Sign up for our newsletter to not miss out on tomorrow’s game-changers for your industry.
What will survive?
This blog post intends to take us to a completely different thought space and challenge our base premises. Ericsson speaks about 50 billion things connected by 2020. Likewise Cisco and Intel talk about the internet of things. Is that really interesting though? Is it relevant to consider what “things” will continue to exist or is it more interesting to ask why things exist in the first place?
First, let’s simplify the billions of different things into 3 basic categories:
• Things we need to physically survive
• Things that increase our power
• Things that transport other things

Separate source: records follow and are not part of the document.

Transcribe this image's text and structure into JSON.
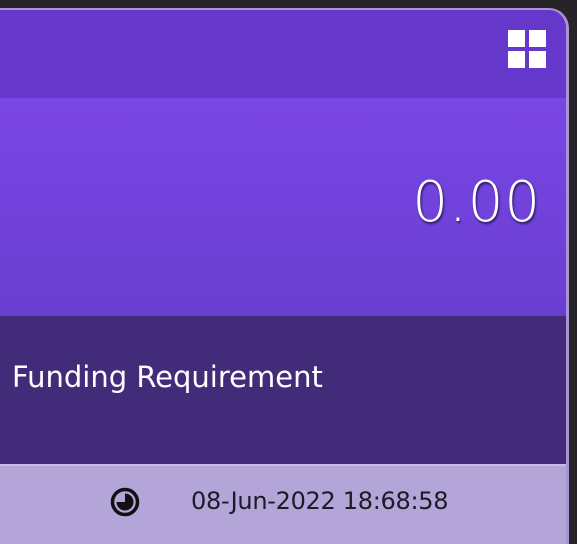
{
  "widget": {
    "value": "0.00",
    "label": "Funding Requirement",
    "timestamp": "08-Jun-2022 18:68:58",
    "icons": {
      "menu": "grid-icon",
      "time": "clock-icon"
    },
    "colors": {
      "header": "#6538cb",
      "value_band": "#7a46e6",
      "label_band": "#422c7a",
      "footer": "#b3a5d8"
    }
  }
}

Water, food and clothes are good examples of things we need to survive. In the future we will probably still need these things (see English sarcasm). Tractors, cranes and diggers are all examples of things that increase our physical capability or power (muscle complement). In the future, we will probably also still need these things (English sarcasm repeated).
The most interesting group however is the things that transport other things. The challenge here is that in many cases we have forgotten why these things existed in the first place. They have taken the primary role in our minds and this is where these things will get disrupted, replaced and de-materialized. They have also taken primary roles in the companies that produce them. When this happens, these dominant companies are ripe for death unless they pro-actively re-invent themselves by remembering why they originally existed.

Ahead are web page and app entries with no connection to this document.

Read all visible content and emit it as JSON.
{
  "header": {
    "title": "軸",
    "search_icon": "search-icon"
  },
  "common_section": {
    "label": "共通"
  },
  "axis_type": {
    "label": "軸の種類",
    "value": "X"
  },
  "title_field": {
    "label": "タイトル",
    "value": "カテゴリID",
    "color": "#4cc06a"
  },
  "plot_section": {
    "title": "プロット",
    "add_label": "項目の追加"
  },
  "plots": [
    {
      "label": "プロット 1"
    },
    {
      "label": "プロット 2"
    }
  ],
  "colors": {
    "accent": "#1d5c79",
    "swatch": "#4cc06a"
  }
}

When I speak about things that transport other things I am not thinking primarily about cars that transport people as much as things that transport concepts that only make sense to the the human senses. History has continuously shown us to want to communicate these concepts beyond the immediate geography and it has always been a battle between reach and time. For the ﬁrst time since the Industrial Revolution it is possible to distribute human invented concepts digitally, rather than physically. And once they are digital, they can be enhanced or completely re-invented. Suddenly time and reach are no longer limited by the bounds of the physical world, only by the bounds of the digital one.
This is the foundational truth that is powering the total disruption behind the Networked Society – be it good or bad, listen to Radio Lab’s podcast, ‘Speed’.

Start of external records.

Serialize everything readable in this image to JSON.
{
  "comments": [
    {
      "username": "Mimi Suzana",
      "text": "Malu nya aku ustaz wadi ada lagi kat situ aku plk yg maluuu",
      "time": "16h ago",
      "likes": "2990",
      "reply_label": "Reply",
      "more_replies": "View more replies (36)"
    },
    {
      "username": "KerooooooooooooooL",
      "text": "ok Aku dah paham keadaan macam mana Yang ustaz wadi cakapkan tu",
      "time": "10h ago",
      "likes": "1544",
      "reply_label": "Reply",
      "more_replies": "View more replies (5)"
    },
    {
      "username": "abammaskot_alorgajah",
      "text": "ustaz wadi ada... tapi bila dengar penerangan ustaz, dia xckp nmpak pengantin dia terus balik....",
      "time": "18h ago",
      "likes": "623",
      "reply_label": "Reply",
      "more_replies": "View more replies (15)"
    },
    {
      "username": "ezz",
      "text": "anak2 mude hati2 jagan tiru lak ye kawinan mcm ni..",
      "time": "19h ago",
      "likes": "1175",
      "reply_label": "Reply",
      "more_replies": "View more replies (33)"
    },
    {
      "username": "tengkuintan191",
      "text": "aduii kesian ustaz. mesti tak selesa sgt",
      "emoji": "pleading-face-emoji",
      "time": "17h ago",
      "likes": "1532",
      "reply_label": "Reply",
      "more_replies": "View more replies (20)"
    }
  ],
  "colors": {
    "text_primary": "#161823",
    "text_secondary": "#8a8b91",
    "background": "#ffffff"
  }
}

The following are percentages of smartphone users who no longer have physical things:
• Alarm Clocks: 54%
• Wristwatches: 46%
• Stand-alone cameras: 39%
• Laptop PCs: 28%
• Gaming consoles: 11%
• TVs: 6%
• Books: 6%
Put into context, we can say that:
• Alarm Clocks and Wristwatches physically distribute time
• Cameras and film physically distribute images
• TVs and Books physically distribute video and text
• Etc. etc…
Most companies exist as a result of the Industrial Revolution where orchestrated manufacturing and operation were a necessity for the scale of growth required. This is why the change caused by the Networked Society is relevant to almost all industries and brings into question whether big companies will be relevant in the future.
Does your company manufacture a legacy transport mechanism? What do you think you should manufacture going forward? What categories of things do you think will survive and have a role in the Networked Society?
You must accept cookies to be able to make a comment.